→ Exercise details
Working through the lines below, return each one that holds "this".

→ Provided records
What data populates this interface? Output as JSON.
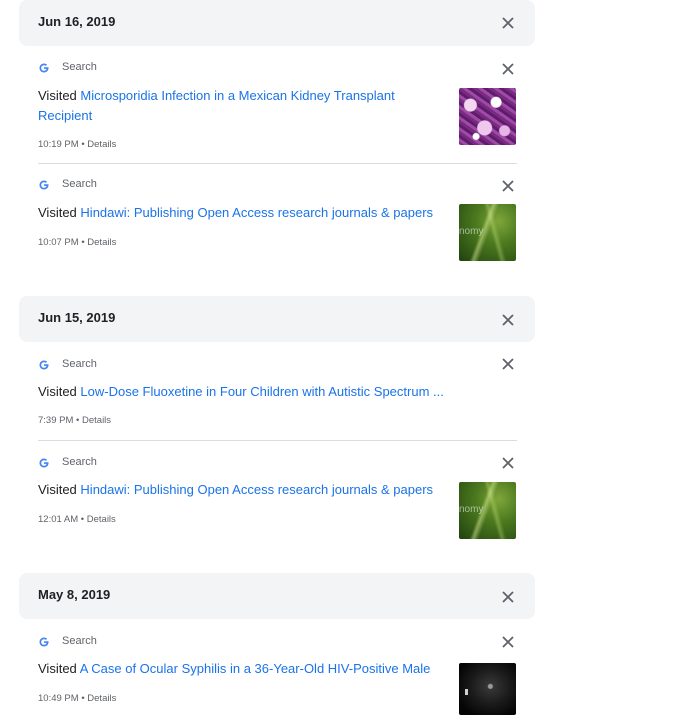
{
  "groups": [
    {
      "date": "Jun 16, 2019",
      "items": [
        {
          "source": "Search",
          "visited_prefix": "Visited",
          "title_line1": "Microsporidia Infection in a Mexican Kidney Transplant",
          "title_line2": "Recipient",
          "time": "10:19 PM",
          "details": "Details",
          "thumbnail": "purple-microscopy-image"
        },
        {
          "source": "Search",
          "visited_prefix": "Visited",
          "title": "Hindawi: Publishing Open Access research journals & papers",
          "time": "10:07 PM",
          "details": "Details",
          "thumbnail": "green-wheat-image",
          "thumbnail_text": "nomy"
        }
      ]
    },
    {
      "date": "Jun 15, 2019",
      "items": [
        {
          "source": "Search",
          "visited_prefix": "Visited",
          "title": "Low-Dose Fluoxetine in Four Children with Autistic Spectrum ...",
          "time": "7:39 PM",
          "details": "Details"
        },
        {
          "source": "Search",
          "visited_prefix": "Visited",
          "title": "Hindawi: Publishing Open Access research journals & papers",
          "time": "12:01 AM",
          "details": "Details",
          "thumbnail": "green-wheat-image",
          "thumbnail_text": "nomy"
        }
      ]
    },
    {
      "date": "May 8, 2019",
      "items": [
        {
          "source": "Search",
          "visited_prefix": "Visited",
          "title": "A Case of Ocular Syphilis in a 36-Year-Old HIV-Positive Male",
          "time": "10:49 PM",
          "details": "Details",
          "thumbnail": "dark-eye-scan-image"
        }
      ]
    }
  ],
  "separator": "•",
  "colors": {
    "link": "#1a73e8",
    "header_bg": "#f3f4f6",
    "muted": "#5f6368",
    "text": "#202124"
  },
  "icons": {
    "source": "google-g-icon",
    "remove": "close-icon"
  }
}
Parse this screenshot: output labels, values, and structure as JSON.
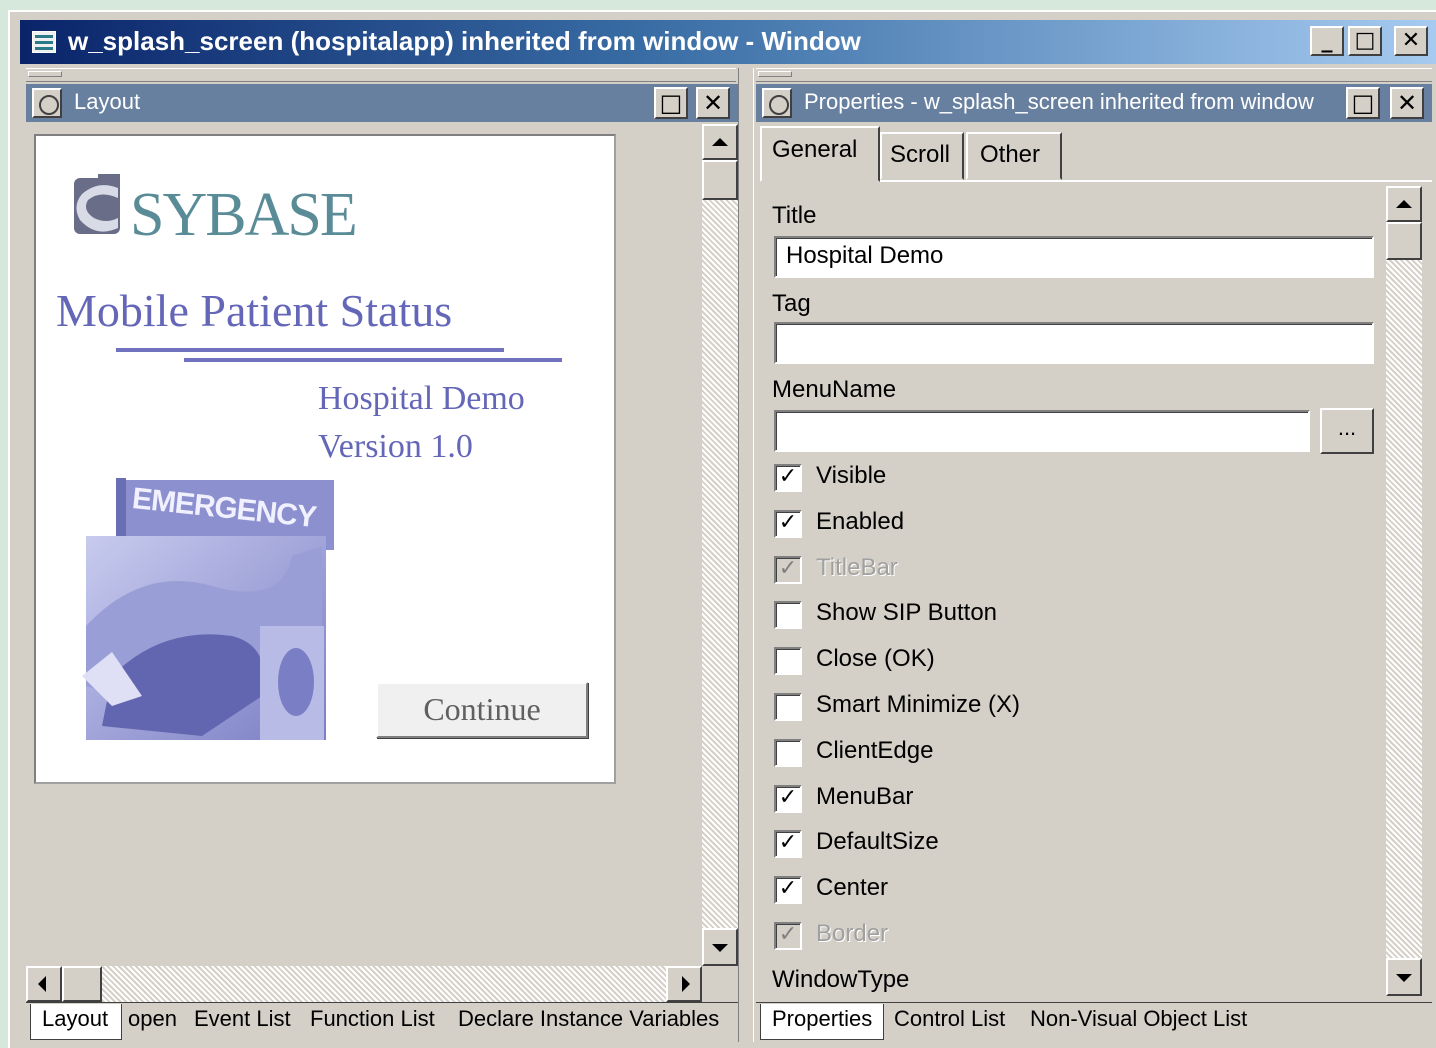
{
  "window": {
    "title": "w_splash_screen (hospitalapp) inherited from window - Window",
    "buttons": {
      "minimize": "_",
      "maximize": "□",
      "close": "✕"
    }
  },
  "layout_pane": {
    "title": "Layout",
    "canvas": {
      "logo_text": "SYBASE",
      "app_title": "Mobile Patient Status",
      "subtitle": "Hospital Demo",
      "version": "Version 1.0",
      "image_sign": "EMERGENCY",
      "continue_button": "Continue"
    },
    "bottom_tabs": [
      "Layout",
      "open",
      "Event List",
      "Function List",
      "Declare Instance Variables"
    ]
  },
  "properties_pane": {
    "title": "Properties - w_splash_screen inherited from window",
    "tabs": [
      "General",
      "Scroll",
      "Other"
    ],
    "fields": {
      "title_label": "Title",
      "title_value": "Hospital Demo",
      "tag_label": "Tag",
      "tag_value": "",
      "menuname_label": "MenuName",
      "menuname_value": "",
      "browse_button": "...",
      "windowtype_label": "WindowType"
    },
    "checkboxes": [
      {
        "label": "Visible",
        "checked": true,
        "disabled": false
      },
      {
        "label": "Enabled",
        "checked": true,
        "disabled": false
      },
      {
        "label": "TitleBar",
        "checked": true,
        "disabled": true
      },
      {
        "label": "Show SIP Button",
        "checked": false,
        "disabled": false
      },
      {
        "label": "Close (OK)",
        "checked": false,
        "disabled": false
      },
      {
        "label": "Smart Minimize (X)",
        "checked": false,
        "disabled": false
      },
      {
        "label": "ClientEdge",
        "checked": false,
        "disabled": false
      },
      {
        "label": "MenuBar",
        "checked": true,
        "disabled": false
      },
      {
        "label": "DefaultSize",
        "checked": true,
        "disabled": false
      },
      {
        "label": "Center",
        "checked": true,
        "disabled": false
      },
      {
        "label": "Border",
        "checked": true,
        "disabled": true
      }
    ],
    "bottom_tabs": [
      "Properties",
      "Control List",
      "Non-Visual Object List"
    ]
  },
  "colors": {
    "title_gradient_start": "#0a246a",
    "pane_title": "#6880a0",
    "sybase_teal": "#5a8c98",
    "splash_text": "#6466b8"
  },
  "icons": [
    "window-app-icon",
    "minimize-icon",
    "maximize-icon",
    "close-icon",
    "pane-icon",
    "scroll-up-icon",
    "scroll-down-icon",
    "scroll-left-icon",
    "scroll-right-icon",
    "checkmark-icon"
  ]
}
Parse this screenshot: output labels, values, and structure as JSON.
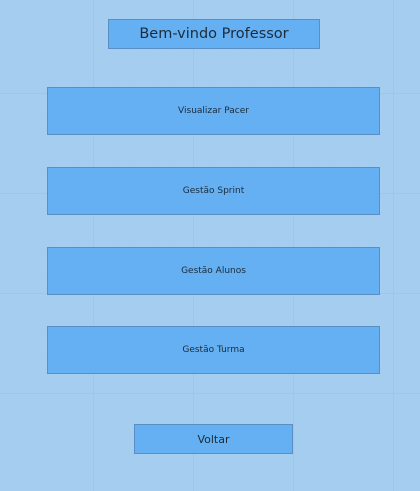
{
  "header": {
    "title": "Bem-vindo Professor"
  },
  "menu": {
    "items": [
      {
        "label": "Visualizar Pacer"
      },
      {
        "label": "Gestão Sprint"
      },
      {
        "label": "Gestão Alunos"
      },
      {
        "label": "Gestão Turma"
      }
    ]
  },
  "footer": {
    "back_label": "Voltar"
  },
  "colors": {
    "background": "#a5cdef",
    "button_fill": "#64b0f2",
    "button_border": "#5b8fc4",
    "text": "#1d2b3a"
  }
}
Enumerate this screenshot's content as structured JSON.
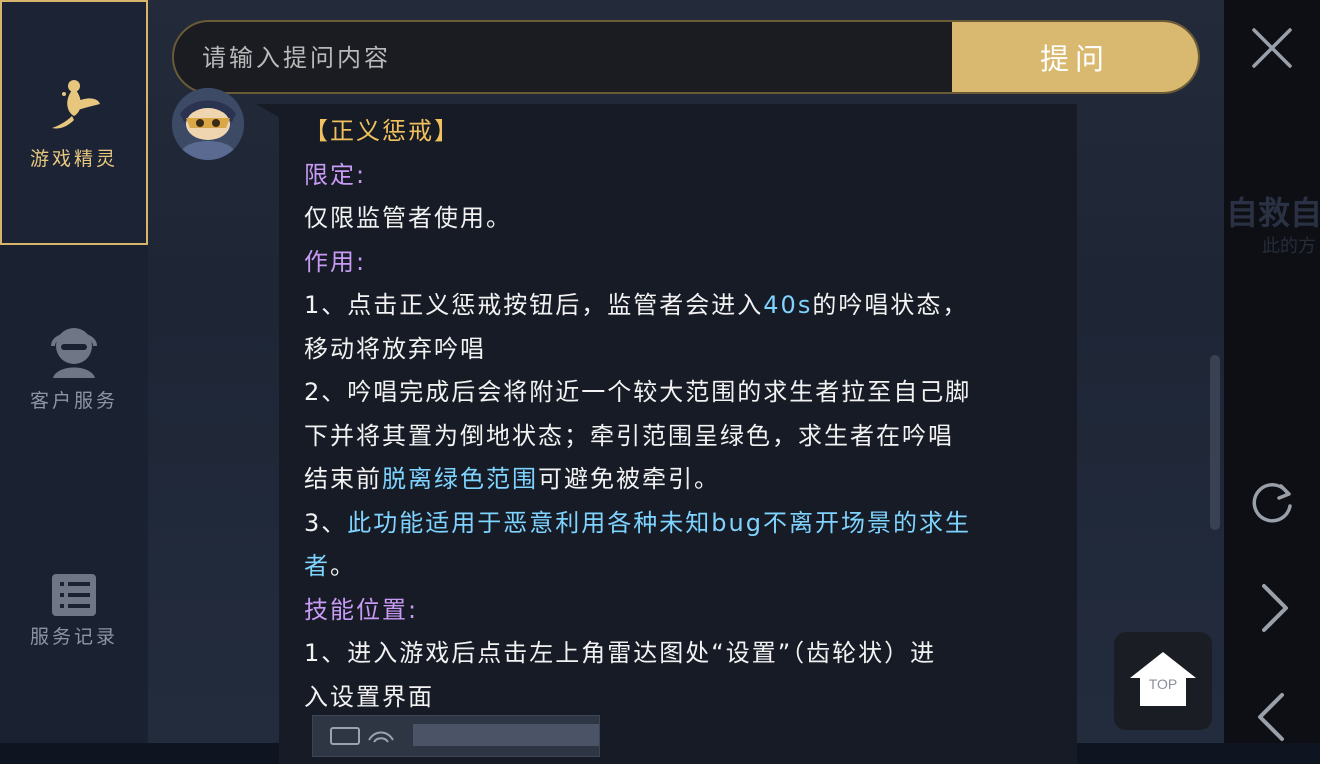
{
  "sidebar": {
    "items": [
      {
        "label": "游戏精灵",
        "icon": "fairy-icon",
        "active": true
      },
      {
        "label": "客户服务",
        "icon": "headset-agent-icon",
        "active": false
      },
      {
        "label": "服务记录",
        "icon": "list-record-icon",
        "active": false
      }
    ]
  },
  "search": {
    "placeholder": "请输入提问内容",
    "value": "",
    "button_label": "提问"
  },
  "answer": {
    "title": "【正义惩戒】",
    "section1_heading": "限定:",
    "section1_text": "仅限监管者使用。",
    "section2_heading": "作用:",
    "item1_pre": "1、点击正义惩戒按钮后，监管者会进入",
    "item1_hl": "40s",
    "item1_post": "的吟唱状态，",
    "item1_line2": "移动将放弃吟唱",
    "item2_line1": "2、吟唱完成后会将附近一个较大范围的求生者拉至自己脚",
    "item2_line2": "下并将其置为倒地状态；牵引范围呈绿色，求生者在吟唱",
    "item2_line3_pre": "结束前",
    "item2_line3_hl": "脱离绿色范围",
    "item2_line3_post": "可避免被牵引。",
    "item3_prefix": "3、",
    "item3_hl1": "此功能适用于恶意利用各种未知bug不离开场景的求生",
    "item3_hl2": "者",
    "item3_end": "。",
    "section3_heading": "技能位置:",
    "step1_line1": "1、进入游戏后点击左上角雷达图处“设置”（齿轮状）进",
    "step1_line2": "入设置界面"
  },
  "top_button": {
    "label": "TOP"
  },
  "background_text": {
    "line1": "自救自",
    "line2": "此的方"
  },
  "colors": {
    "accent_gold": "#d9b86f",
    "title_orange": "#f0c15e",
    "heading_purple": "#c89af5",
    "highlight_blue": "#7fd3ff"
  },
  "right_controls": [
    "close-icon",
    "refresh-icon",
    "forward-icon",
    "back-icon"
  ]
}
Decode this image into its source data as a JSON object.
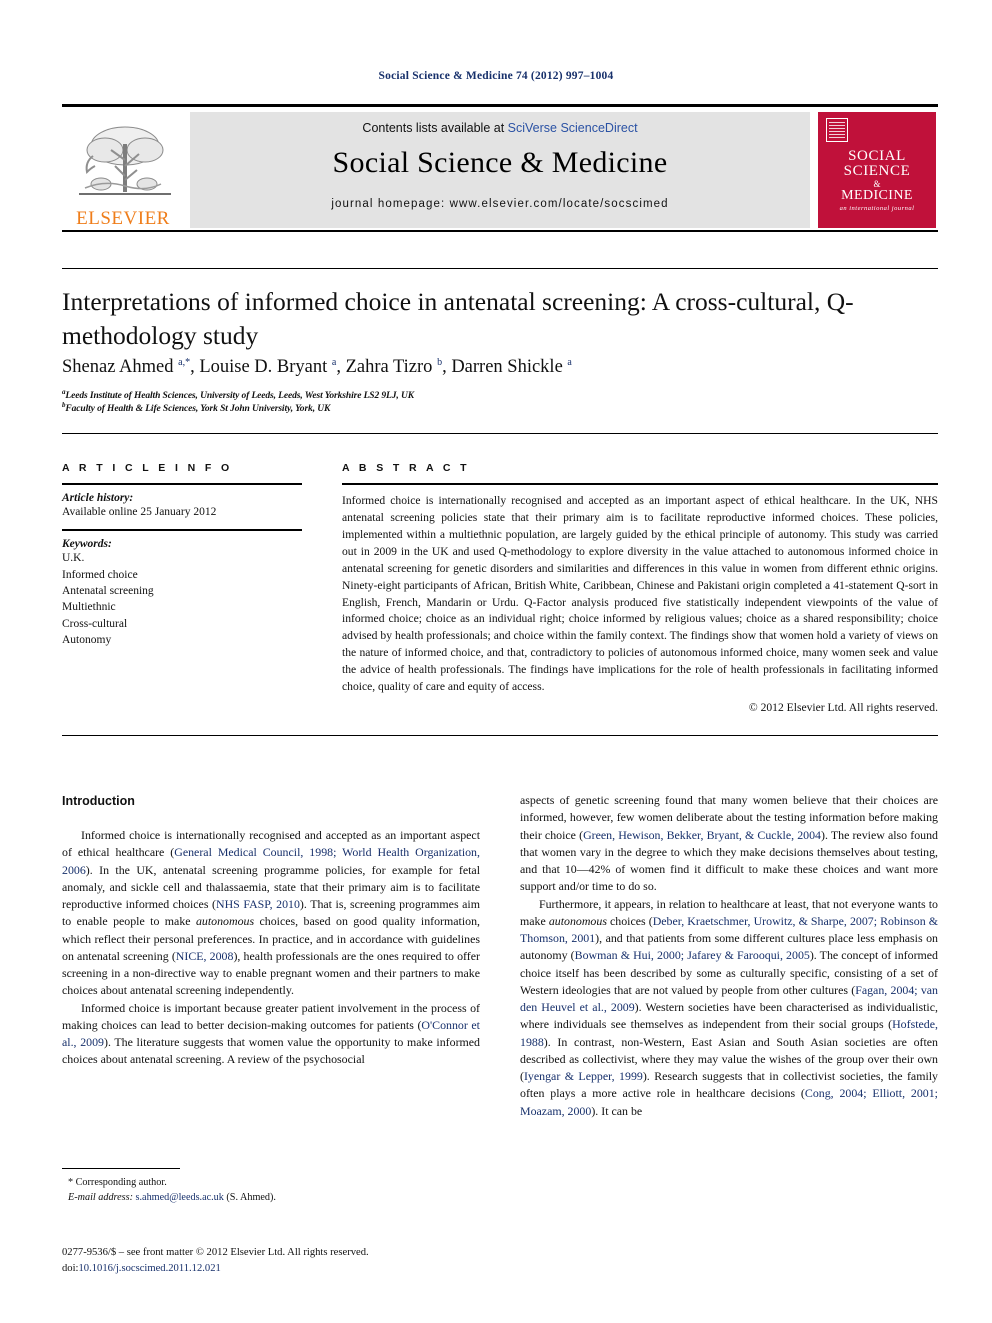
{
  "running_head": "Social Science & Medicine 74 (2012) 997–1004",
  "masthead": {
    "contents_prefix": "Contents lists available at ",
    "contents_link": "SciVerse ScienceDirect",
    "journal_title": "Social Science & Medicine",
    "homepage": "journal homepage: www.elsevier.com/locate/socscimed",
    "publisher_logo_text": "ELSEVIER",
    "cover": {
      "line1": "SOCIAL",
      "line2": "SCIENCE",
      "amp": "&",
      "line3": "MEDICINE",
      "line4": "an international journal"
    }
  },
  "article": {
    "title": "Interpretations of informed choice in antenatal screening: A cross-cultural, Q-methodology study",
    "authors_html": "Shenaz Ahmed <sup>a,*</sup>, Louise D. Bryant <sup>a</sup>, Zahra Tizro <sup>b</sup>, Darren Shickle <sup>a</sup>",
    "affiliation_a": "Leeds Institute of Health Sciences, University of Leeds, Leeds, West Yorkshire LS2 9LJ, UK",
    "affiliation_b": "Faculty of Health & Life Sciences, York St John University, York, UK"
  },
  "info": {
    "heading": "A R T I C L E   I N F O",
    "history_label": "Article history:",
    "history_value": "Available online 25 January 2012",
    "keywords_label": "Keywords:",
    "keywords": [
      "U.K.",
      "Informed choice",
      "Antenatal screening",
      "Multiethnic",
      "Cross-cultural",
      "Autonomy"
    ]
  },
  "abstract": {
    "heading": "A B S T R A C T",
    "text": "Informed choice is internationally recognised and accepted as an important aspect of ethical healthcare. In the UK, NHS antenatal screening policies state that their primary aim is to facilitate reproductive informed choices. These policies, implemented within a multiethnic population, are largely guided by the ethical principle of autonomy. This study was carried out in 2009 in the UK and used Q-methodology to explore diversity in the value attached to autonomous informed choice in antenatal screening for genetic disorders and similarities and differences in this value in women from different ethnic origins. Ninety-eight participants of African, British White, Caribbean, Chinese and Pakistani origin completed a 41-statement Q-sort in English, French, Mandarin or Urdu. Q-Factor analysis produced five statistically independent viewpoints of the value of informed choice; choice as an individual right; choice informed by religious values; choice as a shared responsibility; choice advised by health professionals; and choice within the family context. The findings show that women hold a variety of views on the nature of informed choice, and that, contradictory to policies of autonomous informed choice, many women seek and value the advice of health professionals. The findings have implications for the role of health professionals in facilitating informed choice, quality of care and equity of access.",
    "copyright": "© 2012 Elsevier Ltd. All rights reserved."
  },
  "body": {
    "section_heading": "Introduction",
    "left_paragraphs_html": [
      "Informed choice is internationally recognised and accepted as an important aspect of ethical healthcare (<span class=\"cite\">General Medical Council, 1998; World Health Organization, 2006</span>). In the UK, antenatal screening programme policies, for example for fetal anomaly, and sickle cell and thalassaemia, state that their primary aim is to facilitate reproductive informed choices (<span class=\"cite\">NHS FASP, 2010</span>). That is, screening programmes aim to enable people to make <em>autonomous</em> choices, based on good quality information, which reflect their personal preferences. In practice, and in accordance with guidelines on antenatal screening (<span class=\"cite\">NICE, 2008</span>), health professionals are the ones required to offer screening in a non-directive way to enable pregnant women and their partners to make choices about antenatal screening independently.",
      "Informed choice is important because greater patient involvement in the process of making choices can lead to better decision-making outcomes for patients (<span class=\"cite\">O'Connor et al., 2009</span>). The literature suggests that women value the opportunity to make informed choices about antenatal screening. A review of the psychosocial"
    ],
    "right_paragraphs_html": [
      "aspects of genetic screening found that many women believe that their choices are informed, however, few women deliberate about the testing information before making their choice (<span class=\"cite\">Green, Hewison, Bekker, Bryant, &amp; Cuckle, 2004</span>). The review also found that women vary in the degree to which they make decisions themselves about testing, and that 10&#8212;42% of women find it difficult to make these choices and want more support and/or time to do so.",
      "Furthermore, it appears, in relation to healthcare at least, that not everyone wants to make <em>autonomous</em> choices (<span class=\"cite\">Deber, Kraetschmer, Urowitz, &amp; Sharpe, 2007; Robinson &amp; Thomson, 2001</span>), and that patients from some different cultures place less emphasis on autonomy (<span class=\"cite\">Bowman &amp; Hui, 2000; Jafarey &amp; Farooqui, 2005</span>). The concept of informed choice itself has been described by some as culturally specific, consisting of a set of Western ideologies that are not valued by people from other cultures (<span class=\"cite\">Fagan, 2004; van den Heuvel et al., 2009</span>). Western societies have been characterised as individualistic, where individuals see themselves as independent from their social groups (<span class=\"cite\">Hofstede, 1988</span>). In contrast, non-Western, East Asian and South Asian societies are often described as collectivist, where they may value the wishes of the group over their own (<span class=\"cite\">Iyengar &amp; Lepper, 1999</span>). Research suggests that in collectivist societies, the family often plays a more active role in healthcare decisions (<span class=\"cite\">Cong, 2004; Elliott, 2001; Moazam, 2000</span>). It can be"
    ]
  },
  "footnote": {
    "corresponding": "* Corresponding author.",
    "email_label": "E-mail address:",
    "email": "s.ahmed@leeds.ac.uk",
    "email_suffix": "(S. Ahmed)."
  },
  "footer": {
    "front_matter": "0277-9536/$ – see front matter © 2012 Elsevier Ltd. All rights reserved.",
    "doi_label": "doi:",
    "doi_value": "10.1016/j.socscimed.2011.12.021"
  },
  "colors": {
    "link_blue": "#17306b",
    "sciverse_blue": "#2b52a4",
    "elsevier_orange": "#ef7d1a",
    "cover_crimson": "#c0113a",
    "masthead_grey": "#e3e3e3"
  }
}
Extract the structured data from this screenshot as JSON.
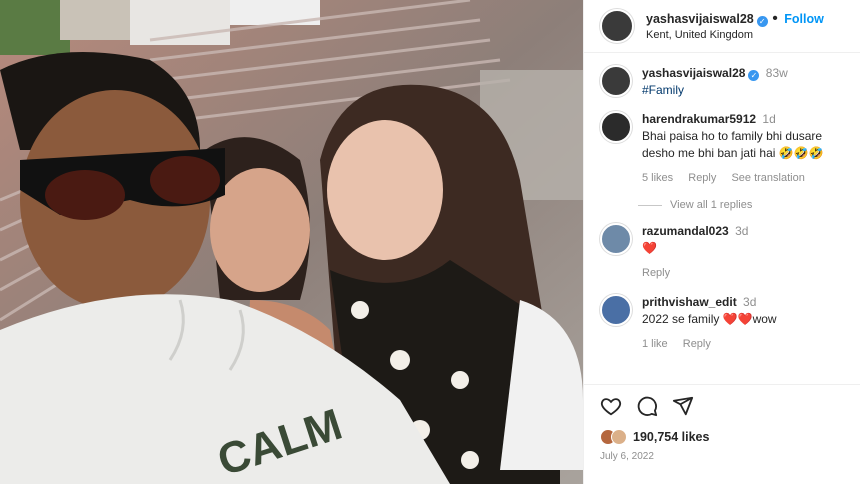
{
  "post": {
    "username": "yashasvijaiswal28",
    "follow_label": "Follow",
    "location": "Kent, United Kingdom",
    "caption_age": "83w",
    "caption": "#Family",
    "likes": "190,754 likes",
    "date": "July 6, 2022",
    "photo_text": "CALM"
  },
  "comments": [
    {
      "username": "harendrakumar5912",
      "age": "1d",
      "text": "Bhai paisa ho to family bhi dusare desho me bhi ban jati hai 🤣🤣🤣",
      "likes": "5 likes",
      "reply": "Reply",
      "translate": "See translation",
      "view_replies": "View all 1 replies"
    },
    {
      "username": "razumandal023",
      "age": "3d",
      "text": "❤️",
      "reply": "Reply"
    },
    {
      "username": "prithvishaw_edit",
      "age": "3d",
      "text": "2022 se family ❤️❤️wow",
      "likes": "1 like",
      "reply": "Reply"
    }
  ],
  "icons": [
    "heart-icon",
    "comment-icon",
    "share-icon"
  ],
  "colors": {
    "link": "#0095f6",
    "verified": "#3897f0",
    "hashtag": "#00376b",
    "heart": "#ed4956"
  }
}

→ The answer
What data populates this interface? Output as JSON.
Parse this screenshot: output labels, values, and structure as JSON.
Parse this screenshot: output labels, values, and structure as JSON.
Enumerate this screenshot's content as structured JSON.
Decode this image into its source data as a JSON object.
    "text": "Informed choice is internationally recognised and accepted as an important aspect of ethical healthcare. In the UK, NHS antenatal screening policies state that their primary aim is to facilitate reproductive informed choices. These policies, implemented within a multiethnic population, are largely guided by the ethical principle of autonomy. This study was carried out in 2009 in the UK and used Q-methodology to explore diversity in the value attached to autonomous informed choice in antenatal screening for genetic disorders and similarities and differences in this value in women from different ethnic origins. Ninety-eight participants of African, British White, Caribbean, Chinese and Pakistani origin completed a 41-statement Q-sort in English, French, Mandarin or Urdu. Q-Factor analysis produced five statistically independent viewpoints of the value of informed choice; choice as an individual right; choice informed by religious values; choice as a shared responsibility; choice advised by health professionals; and choice within the family context. The findings show that women hold a variety of views on the nature of informed choice, and that, contradictory to policies of autonomous informed choice, many women seek and value the advice of health professionals. The findings have implications for the role of health professionals in facilitating informed choice, quality of care and equity of access.",
Extract the structured data from this screenshot as JSON.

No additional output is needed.